Good show from fast-flying Small Copper butterfly this year
The fast-flying Small Copper put on a good show this year. Years ago, I used to see lots of them in our garden and local environs but they have become scarce at home in recent years so I go to my local nature reserve where they are common and I have the pleasure of renewing my acquaintance with them.
As its name tells us, the Small Copper is a small butterfly. It has a maximum wingspan of 35mm. And it is copper-coloured. Its dominant colours are coppery yellows, oranges and browns, lovely autumn colours albeit recently on display in early summer.
When viewed from different angles, the yellows and oranges glow brightly with a coppery iridescence. The copper colours are decorated with grey-black spots and the edges of the wings are bordered with the same grey-black colour.
The butterfly's range extends northwards from North Africa and sweeps across the continents of Europe and Asia as far as Japan. It also occurs across North America. In Ireland, we have a distinct sub-species called 'hibernica' that is said to be brighter and more orange than any of the Small Coppers found elsewhere.
The Small Copper overwinters as a small greenish-brown caterpillar with black markings and a shape like that of a woodlouse. When the weather is bad it rests attached to its food plant by a silken pad.
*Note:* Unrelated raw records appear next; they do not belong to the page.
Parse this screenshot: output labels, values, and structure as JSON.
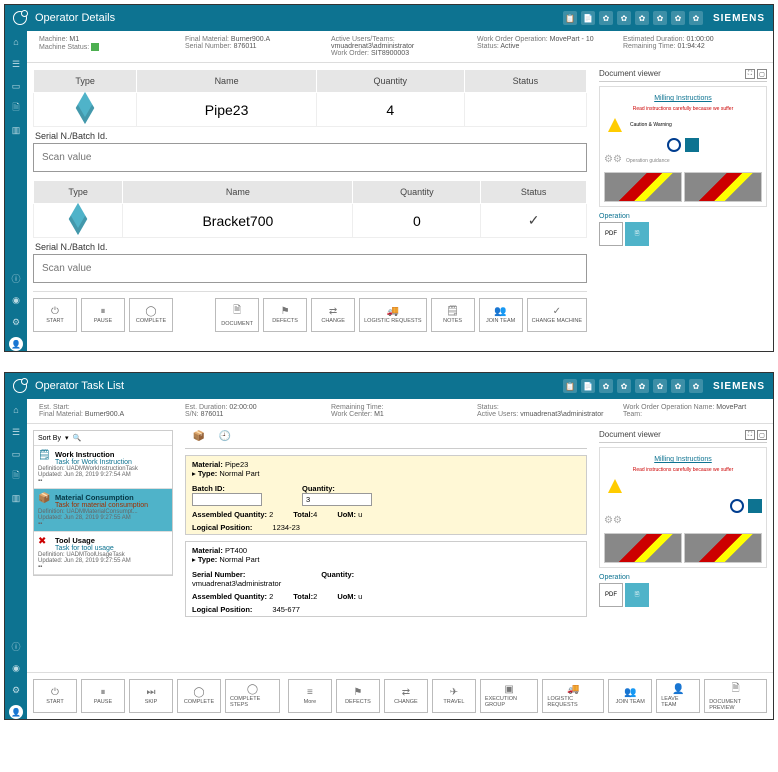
{
  "brand": "SIEMENS",
  "screen1": {
    "title": "Operator Details",
    "info": {
      "machine_lbl": "Machine:",
      "machine": "M1",
      "status_lbl": "Machine Status:",
      "final_lbl": "Final Material:",
      "final": "Burner900.A",
      "sn_lbl": "Serial Number:",
      "sn": "876011",
      "users_lbl": "Active Users/Teams:",
      "users": "vmuadrenat3\\administrator",
      "wo_lbl": "Work Order:",
      "wo": "SIT8900003",
      "op_lbl": "Work Order Operation:",
      "op": "MovePart - 10",
      "st_lbl": "Status:",
      "st": "Active",
      "dur_lbl": "Estimated Duration:",
      "dur": "01:00:00",
      "rem_lbl": "Remaining Time:",
      "rem": "01:94:42"
    },
    "cols": {
      "type": "Type",
      "name": "Name",
      "qty": "Quantity",
      "status": "Status"
    },
    "parts": [
      {
        "name": "Pipe23",
        "qty": "4",
        "status": ""
      },
      {
        "name": "Bracket700",
        "qty": "0",
        "status": "✓"
      }
    ],
    "serial_label": "Serial N./Batch Id.",
    "scan_placeholder": "Scan value",
    "buttons": {
      "start": "START",
      "pause": "PAUSE",
      "complete": "COMPLETE",
      "document": "DOCUMENT",
      "defects": "DEFECTS",
      "change": "CHANGE",
      "logistic": "LOGISTIC REQUESTS",
      "notes": "NOTES",
      "join": "JOIN TEAM",
      "chmachine": "CHANGE MACHINE"
    }
  },
  "screen2": {
    "title": "Operator Task List",
    "info": {
      "start_lbl": "Est. Start:",
      "final_lbl": "Final Material:",
      "final": "Burner900.A",
      "dur_lbl": "Est. Duration:",
      "dur": "02:00:00",
      "sn_lbl": "S/N:",
      "sn": "876011",
      "rem_lbl": "Remaining Time:",
      "wc_lbl": "Work Center:",
      "wc": "M1",
      "st_lbl": "Status:",
      "users_lbl": "Active Users:",
      "users": "vmuadrenat3\\administrator",
      "op_lbl": "Work Order Operation Name:",
      "op": "MovePart",
      "team_lbl": "Team:"
    },
    "sort": "Sort By",
    "tasks": [
      {
        "title": "Work Instruction",
        "link": "Task for Work Instruction",
        "def": "Definition: UADMWorkInstructionTask",
        "upd": "Updated: Jun 28, 2019 9:27:54 AM"
      },
      {
        "title": "Material Consumption",
        "link": "Task for material consumption",
        "def": "Definition: UADMMaterialConsumpt...",
        "upd": "Updated: Jun 28, 2019 9:27:55 AM"
      },
      {
        "title": "Tool Usage",
        "link": "Task for tool usage",
        "def": "Definition: UADMToolUsageTask",
        "upd": "Updated: Jun 28, 2019 9:27:55 AM"
      }
    ],
    "mat1": {
      "mat_l": "Material:",
      "mat": "Pipe23",
      "type_l": "Type:",
      "type": "Normal Part",
      "batch_l": "Batch ID:",
      "batch": "",
      "qty_l": "Quantity:",
      "qty": "3",
      "asm_l": "Assembled Quantity:",
      "asm": "2",
      "tot_l": "Total:",
      "tot": "4",
      "uom_l": "UoM:",
      "uom": "u",
      "pos_l": "Logical Position:",
      "pos": "1234-23"
    },
    "mat2": {
      "mat_l": "Material:",
      "mat": "PT400",
      "type_l": "Type:",
      "type": "Normal Part",
      "sn_l": "Serial Number:",
      "sn": "vmuadrenat3\\administrator",
      "qty_l": "Quantity:",
      "asm_l": "Assembled Quantity:",
      "asm": "2",
      "tot_l": "Total:",
      "tot": "2",
      "uom_l": "UoM:",
      "uom": "u",
      "pos_l": "Logical Position:",
      "pos": "345-677"
    },
    "buttons": {
      "start": "START",
      "pause": "PAUSE",
      "skip": "SKIP",
      "complete": "COMPLETE",
      "csteps": "COMPLETE STEPS",
      "more": "More",
      "defects": "DEFECTS",
      "change": "CHANGE",
      "travel": "TRAVEL",
      "execgrp": "EXECUTION GROUP",
      "logistic": "LOGISTIC REQUESTS",
      "join": "JOIN TEAM",
      "leave": "LEAVE TEAM",
      "preview": "DOCUMENT PREVIEW"
    }
  },
  "dv": {
    "title": "Document viewer",
    "doctitle": "Milling Instructions",
    "red": "Read instructions carefully because we suffer",
    "op": "Operation"
  }
}
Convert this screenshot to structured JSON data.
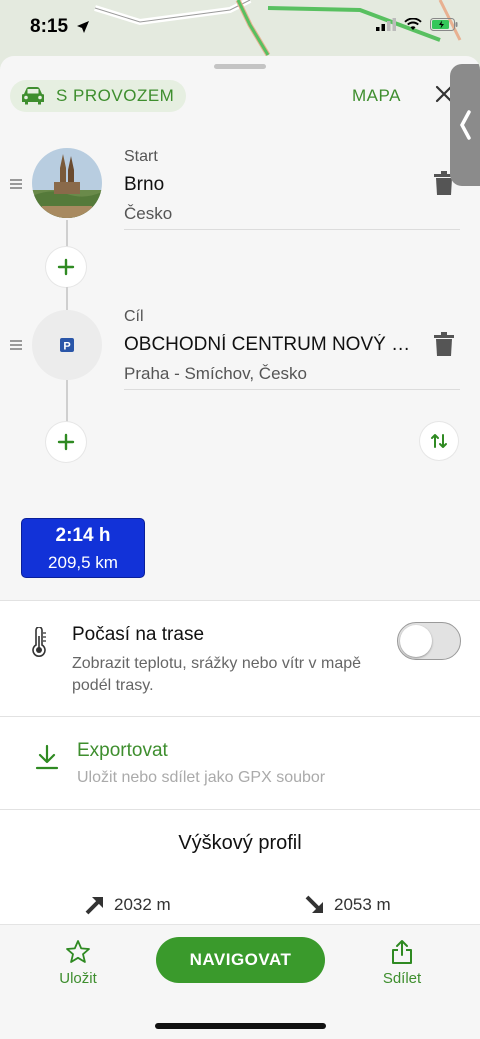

On fine days, it becomes active and feeds.
At the end of March, the caterpillar burrows into leaf litter to pupate before emerging as an adult butterfly in May. During May and June, the adults are in the wing. They mate and the females lay eggs on plants that the young eat such as Common Sorrel, Sheep's Sorrel and Broad-leaved Dock.
The adults die after breeding so there will be a lull from now to mid-July when the next generation of adults emerges. Severe weather takes a toll on overwintering caterpillars so the spring brood tends to be small. Individuals that survived to produce the winged reproducing stage have now bred and the adults that will emerge in mid-July from the summer brood should be much more numerous.
If late summer and early autumn turn out to be pleasantly mild the caterpillars arising from the summer brood, rather than settling down to overwinter, will pupate to produce a third or autumn generation. Doing so is a risky business as, at best, in our climate, a third brood results in only partial success.